Nindethana are one of only a few licensed seed merchants supplying rare and unusual arid zone flora to Australia and the world. They supply seed in small or bulk quantities to private enthusiasts, botanical gardens and nurseries. The owner advises that they first made collections of this Calandrinia species in 1997, with a single 5 gram sale made that year. They made no further sales until 1999, which is when the species first appeared on their catalogue. From 2000-2002 they recorded sales of this species to nurseries, another seed trader, and a botanic gardens in Australia. They did not retain the details of "small packet" sales during that same period, however these have always been very popular.

Several years ago I heard on the grapevine that a new species of Calandrinia from Western Australia was being described. I was unable to confirm if this was the same species until a friend alerted me to the following paper.

Journal of the Adelaide Botanic Garden Volume 26, Part 4 (2013: 71-102)

My only criticism of the paper is that the name chosen for the plant was perhaps a bit conservative and boring for such a dazzling and vibrant species. But I am at least glad that this beautiful species has finally been described. I grew these spectacular plants for a couple of seasons and coined a common name "Clown flowers" to refer to them, as the bright and frilly patterns brought back childhood memories of circus clowns.
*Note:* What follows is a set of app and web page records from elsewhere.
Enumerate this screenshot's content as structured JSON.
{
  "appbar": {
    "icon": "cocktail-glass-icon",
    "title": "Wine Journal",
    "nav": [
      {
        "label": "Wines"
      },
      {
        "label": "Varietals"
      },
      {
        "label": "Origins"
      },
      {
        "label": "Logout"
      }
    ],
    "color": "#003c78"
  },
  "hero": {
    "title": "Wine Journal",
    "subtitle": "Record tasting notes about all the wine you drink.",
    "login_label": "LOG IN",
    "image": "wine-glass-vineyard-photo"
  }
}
My own experiences with these plants in cultivation were a mix of pleasure and disappointment. I recall the seed germinated in a few days and the plants grew rapidly in a sandy mix during the hot, dry summer months. They did not mind an ample supply of water while the weather was hot. However they stopped flowering and began to shrivel towards the end of summer. I reduced watering to a minimum, as I found that additional moisture at this time promoted rotting. The plants were evidently very susceptible to fungal diseases and also succumbed to infestations of mealy bugs in their weakened state. In an effort to stave off the inevitable, I sprayed a few plants with a commercial "two in one" rose fungicide/insecticide. Those plants lingered a month or so longer before expiring. Most of my attempts at producing new plants from cuttings also failed.
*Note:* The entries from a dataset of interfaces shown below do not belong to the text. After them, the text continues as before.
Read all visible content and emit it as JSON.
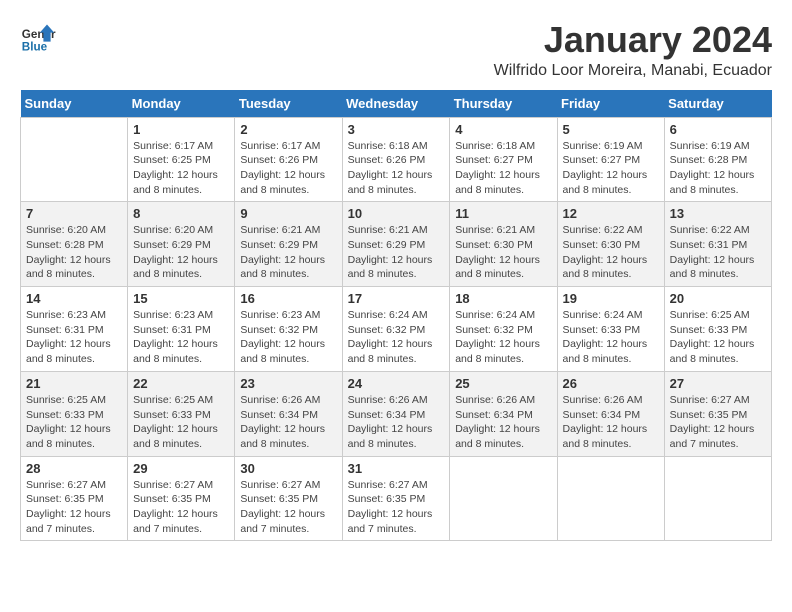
{
  "logo": {
    "line1": "General",
    "line2": "Blue"
  },
  "title": "January 2024",
  "subtitle": "Wilfrido Loor Moreira, Manabi, Ecuador",
  "days_of_week": [
    "Sunday",
    "Monday",
    "Tuesday",
    "Wednesday",
    "Thursday",
    "Friday",
    "Saturday"
  ],
  "weeks": [
    [
      {
        "day": "",
        "info": ""
      },
      {
        "day": "1",
        "info": "Sunrise: 6:17 AM\nSunset: 6:25 PM\nDaylight: 12 hours\nand 8 minutes."
      },
      {
        "day": "2",
        "info": "Sunrise: 6:17 AM\nSunset: 6:26 PM\nDaylight: 12 hours\nand 8 minutes."
      },
      {
        "day": "3",
        "info": "Sunrise: 6:18 AM\nSunset: 6:26 PM\nDaylight: 12 hours\nand 8 minutes."
      },
      {
        "day": "4",
        "info": "Sunrise: 6:18 AM\nSunset: 6:27 PM\nDaylight: 12 hours\nand 8 minutes."
      },
      {
        "day": "5",
        "info": "Sunrise: 6:19 AM\nSunset: 6:27 PM\nDaylight: 12 hours\nand 8 minutes."
      },
      {
        "day": "6",
        "info": "Sunrise: 6:19 AM\nSunset: 6:28 PM\nDaylight: 12 hours\nand 8 minutes."
      }
    ],
    [
      {
        "day": "7",
        "info": "Sunrise: 6:20 AM\nSunset: 6:28 PM\nDaylight: 12 hours\nand 8 minutes."
      },
      {
        "day": "8",
        "info": "Sunrise: 6:20 AM\nSunset: 6:29 PM\nDaylight: 12 hours\nand 8 minutes."
      },
      {
        "day": "9",
        "info": "Sunrise: 6:21 AM\nSunset: 6:29 PM\nDaylight: 12 hours\nand 8 minutes."
      },
      {
        "day": "10",
        "info": "Sunrise: 6:21 AM\nSunset: 6:29 PM\nDaylight: 12 hours\nand 8 minutes."
      },
      {
        "day": "11",
        "info": "Sunrise: 6:21 AM\nSunset: 6:30 PM\nDaylight: 12 hours\nand 8 minutes."
      },
      {
        "day": "12",
        "info": "Sunrise: 6:22 AM\nSunset: 6:30 PM\nDaylight: 12 hours\nand 8 minutes."
      },
      {
        "day": "13",
        "info": "Sunrise: 6:22 AM\nSunset: 6:31 PM\nDaylight: 12 hours\nand 8 minutes."
      }
    ],
    [
      {
        "day": "14",
        "info": "Sunrise: 6:23 AM\nSunset: 6:31 PM\nDaylight: 12 hours\nand 8 minutes."
      },
      {
        "day": "15",
        "info": "Sunrise: 6:23 AM\nSunset: 6:31 PM\nDaylight: 12 hours\nand 8 minutes."
      },
      {
        "day": "16",
        "info": "Sunrise: 6:23 AM\nSunset: 6:32 PM\nDaylight: 12 hours\nand 8 minutes."
      },
      {
        "day": "17",
        "info": "Sunrise: 6:24 AM\nSunset: 6:32 PM\nDaylight: 12 hours\nand 8 minutes."
      },
      {
        "day": "18",
        "info": "Sunrise: 6:24 AM\nSunset: 6:32 PM\nDaylight: 12 hours\nand 8 minutes."
      },
      {
        "day": "19",
        "info": "Sunrise: 6:24 AM\nSunset: 6:33 PM\nDaylight: 12 hours\nand 8 minutes."
      },
      {
        "day": "20",
        "info": "Sunrise: 6:25 AM\nSunset: 6:33 PM\nDaylight: 12 hours\nand 8 minutes."
      }
    ],
    [
      {
        "day": "21",
        "info": "Sunrise: 6:25 AM\nSunset: 6:33 PM\nDaylight: 12 hours\nand 8 minutes."
      },
      {
        "day": "22",
        "info": "Sunrise: 6:25 AM\nSunset: 6:33 PM\nDaylight: 12 hours\nand 8 minutes."
      },
      {
        "day": "23",
        "info": "Sunrise: 6:26 AM\nSunset: 6:34 PM\nDaylight: 12 hours\nand 8 minutes."
      },
      {
        "day": "24",
        "info": "Sunrise: 6:26 AM\nSunset: 6:34 PM\nDaylight: 12 hours\nand 8 minutes."
      },
      {
        "day": "25",
        "info": "Sunrise: 6:26 AM\nSunset: 6:34 PM\nDaylight: 12 hours\nand 8 minutes."
      },
      {
        "day": "26",
        "info": "Sunrise: 6:26 AM\nSunset: 6:34 PM\nDaylight: 12 hours\nand 8 minutes."
      },
      {
        "day": "27",
        "info": "Sunrise: 6:27 AM\nSunset: 6:35 PM\nDaylight: 12 hours\nand 7 minutes."
      }
    ],
    [
      {
        "day": "28",
        "info": "Sunrise: 6:27 AM\nSunset: 6:35 PM\nDaylight: 12 hours\nand 7 minutes."
      },
      {
        "day": "29",
        "info": "Sunrise: 6:27 AM\nSunset: 6:35 PM\nDaylight: 12 hours\nand 7 minutes."
      },
      {
        "day": "30",
        "info": "Sunrise: 6:27 AM\nSunset: 6:35 PM\nDaylight: 12 hours\nand 7 minutes."
      },
      {
        "day": "31",
        "info": "Sunrise: 6:27 AM\nSunset: 6:35 PM\nDaylight: 12 hours\nand 7 minutes."
      },
      {
        "day": "",
        "info": ""
      },
      {
        "day": "",
        "info": ""
      },
      {
        "day": "",
        "info": ""
      }
    ]
  ]
}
I retained numerous seed from my plants, but only a few germinated the following season. The plants grew poorly and only flowered a few times before fading away. The poor viability and lack of vigour was surprising because native bees had actively visited the flowers throughout the previous summer. I lost my last plant in early 2002.

It is possible that the seed may require a period of stratification, given the unpredictable nature of their arid, tropical climate.

This is certainly a worthwhile species to grow, but don't expect to keep it for more than a few seasons. People who live in western districts, well away from all the fungal and insect diseases that plague the eastern seaboard, may have more success.